Next we called in the power company. By the time the first guy showed up we had realized that the flickering was happening when it was windy. Ah-ha. It has to be an outside problem, right? The first electric employee didn't have a bucket truck. He put his ladder up and shook and shook the wire leading from the pole to the house. But he couldn't make the lights flicker.
The next guy brought a bucket truck and, lo and behold, he found a loose wire at the transformer. But, you guessed it. That didn't stop the flickering.
Yesterday when the power guy came to the house, I think it was the 5th one. He put connected some handy-dandy gadget to our meter that will tell them when we're experiencing flickering....to try to figure out why we are. It's going to be hooked up until Tuesday so they have days to analyze.

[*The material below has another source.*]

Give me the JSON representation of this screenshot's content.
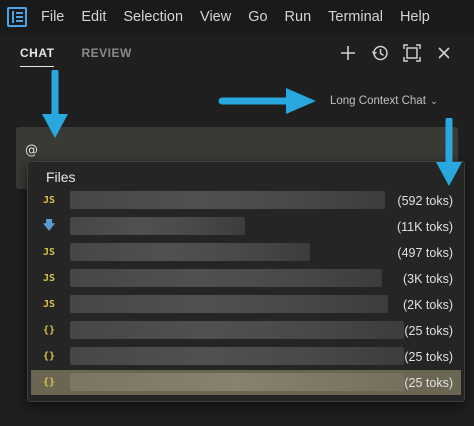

No sooner had the power guy gone than I got a call from our internet service provider (the phone company, since we have DSL through them) saying that the repair guy was minutes away from our house. For some reason, we suddenly have some strange stuff happening with our internet connection. The modem and router were 3 years old, so the guy replaced them. But he also said that our problem might be because of the electrical flickering problems we're having.
Great day in the morning. Sometimes the bear eats you.
|The other day I heard a designer say that orange is now the new beige. She went on to explain that now that orange is considered a neutral color, it pairs well with greens, blues and purples. What?
Sure enough. If you look at design magazines you'll see that orange is being used a bunch.
Orange is also seen in fashion photos.
Hmmm. In one of my many trips to doctors in January I thumbed through a fashion magazine while sitting in the waiting room. I guess it's a good thing that I was born when I was. Don't get me wrong. As a teen I wore mini-skirts and even had flower designed hip-hugger bell-bottom jeans. But there is no way I would want to be a young woman today. I could not wear green stripes paired with orange polkadots. I just couldn't do it.
That's the kind of thing I saw in the fashion magazine - plaids with stripes, stripes with polkadots, flowered patterns paired with checkered patterns. Yikes. The models reminded me of a bunch of homeless women who were wearing all the clothes they owned layered on top of each other.
And speaking of layers.... What's up with buying a tube and putting it around your belly (accentuating you obesity) pretending that you're wearing layers? Yes, I understand that it's healthy to love yourself no matter what your weight. But does everyone have to wear clothes that look like they belong to your younger (and much thinner) sister? Sure it's fashionable to claim that you're a size 6, but I worked in retail for years and you're not fooling me. I know a size 14 when I see one. Geesh. Those tube things around the waist would be great if they worked like the old girdles we used to wear (yes, even under slacks).
And older women? Come on. It was fun to wear short skirts when we were young, but they look foolish on old ladies. And when did we forget how ugly bare legs can look? It's bad enough to always have bare legs as a young woman, but when you're old and wrinkled and have varicose veins....
"My Favorite Neighbor"
"Sharing Sunshine...It's What I Do!"
"Whose Work Are You Stealing?"
"The Potter's Cup and Saucer"